Barely ten pages into The Forgotten 500, the story hooked me. I had to read about the hundreds of American Airmen who abandoned their aircraft midflight above Yugoslavia, and the daring escape that would rescue nearly 500 of them from a desolate area surrounded by German forces. I hadn’t heard of this rescue, and I’m still baffled that such a daring event in history isn’t more well known. As the story unfolded, I found myself constantly thinking, this is amazing, this is amazing.
It was difficult for me to grasp the generosity of the people of Yugoslavia who harbored downed airmen and took them to the safe and remote village where they gathered and waited for an extraction. The townspeople held funerals for America’s heroes, shared their already small meals with the wounded, and risked their own lives to protect these men. The book focused on the main players of the operation, and provided a background of each of them. At times, there was a bit too much information about some of the not so interesting people, but overall, the author provided a cohesive tapestry of characters. For a dense topic, the simple and direct writing made the information manageable. What angered me the most were the actions by British pilots to sabotage the rescue efforts of Americans.
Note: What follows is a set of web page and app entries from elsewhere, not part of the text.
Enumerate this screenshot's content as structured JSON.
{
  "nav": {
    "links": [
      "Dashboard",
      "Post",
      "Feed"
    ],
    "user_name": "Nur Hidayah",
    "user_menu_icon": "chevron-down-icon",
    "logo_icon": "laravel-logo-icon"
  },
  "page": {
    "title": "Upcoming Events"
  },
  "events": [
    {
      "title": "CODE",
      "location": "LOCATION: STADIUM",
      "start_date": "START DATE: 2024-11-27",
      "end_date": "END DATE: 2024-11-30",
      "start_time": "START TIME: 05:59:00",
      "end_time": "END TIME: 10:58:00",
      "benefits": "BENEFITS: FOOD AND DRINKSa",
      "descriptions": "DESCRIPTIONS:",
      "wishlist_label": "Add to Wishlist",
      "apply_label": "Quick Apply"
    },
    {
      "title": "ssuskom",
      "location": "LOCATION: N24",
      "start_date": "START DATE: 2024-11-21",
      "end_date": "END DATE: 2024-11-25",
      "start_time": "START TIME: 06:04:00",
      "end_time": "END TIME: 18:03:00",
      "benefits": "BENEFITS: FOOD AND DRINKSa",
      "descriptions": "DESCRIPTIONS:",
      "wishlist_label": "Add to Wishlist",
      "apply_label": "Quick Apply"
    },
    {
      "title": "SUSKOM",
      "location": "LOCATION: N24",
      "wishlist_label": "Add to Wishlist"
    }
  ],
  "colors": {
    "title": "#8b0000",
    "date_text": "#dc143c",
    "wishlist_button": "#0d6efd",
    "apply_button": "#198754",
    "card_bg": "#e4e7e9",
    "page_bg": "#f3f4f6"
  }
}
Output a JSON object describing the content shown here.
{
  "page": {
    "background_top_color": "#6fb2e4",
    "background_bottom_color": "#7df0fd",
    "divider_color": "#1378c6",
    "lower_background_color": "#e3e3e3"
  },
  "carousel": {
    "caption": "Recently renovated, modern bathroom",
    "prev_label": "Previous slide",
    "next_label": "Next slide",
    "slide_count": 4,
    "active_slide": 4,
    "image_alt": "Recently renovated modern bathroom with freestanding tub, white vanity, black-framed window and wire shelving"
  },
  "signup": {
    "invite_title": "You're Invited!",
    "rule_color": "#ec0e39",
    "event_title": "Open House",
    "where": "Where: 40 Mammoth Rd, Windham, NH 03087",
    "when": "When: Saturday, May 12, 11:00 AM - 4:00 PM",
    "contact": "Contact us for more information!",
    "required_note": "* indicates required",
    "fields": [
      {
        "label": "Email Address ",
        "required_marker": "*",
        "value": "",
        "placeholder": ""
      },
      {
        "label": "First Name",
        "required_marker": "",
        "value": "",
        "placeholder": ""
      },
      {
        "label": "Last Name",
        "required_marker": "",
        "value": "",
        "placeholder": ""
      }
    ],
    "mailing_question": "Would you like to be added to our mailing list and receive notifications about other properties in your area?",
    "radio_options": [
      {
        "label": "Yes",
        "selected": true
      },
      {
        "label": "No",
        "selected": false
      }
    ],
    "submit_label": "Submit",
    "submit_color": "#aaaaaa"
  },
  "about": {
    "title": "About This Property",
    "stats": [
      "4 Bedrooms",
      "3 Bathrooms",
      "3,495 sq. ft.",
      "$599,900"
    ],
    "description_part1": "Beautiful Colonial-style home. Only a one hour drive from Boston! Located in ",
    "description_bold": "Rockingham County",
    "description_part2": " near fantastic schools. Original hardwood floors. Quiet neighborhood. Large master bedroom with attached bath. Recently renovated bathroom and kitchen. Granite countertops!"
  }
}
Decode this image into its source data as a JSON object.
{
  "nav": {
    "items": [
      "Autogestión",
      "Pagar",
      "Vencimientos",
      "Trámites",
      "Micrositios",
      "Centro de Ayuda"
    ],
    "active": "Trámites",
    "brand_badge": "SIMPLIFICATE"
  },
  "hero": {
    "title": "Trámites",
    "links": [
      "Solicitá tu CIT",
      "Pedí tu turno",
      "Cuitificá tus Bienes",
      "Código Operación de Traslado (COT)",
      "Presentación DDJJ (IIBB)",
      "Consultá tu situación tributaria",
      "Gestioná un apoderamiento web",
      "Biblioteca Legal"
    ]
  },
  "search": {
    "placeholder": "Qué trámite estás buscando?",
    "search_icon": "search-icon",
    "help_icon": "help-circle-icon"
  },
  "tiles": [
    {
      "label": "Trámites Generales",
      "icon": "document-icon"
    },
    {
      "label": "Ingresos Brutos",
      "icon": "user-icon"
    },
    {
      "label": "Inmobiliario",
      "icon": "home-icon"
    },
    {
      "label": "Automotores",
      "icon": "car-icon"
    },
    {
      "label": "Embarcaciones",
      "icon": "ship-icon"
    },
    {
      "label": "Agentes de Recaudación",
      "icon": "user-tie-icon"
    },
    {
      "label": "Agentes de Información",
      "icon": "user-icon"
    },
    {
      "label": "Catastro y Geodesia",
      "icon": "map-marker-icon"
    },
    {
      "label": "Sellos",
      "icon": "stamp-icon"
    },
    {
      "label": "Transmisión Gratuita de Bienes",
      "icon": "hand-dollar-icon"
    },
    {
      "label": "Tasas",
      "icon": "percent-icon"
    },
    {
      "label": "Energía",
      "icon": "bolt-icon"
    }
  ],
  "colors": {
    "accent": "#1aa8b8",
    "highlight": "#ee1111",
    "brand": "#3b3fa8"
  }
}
I never tire of reading about American ingenuity, and was stunned that the trapped men created a secrete code that was not only understandable, but somehow not intercepted by the Germans.
A truly inspirational story, just perfect for Memorial Day Weekend!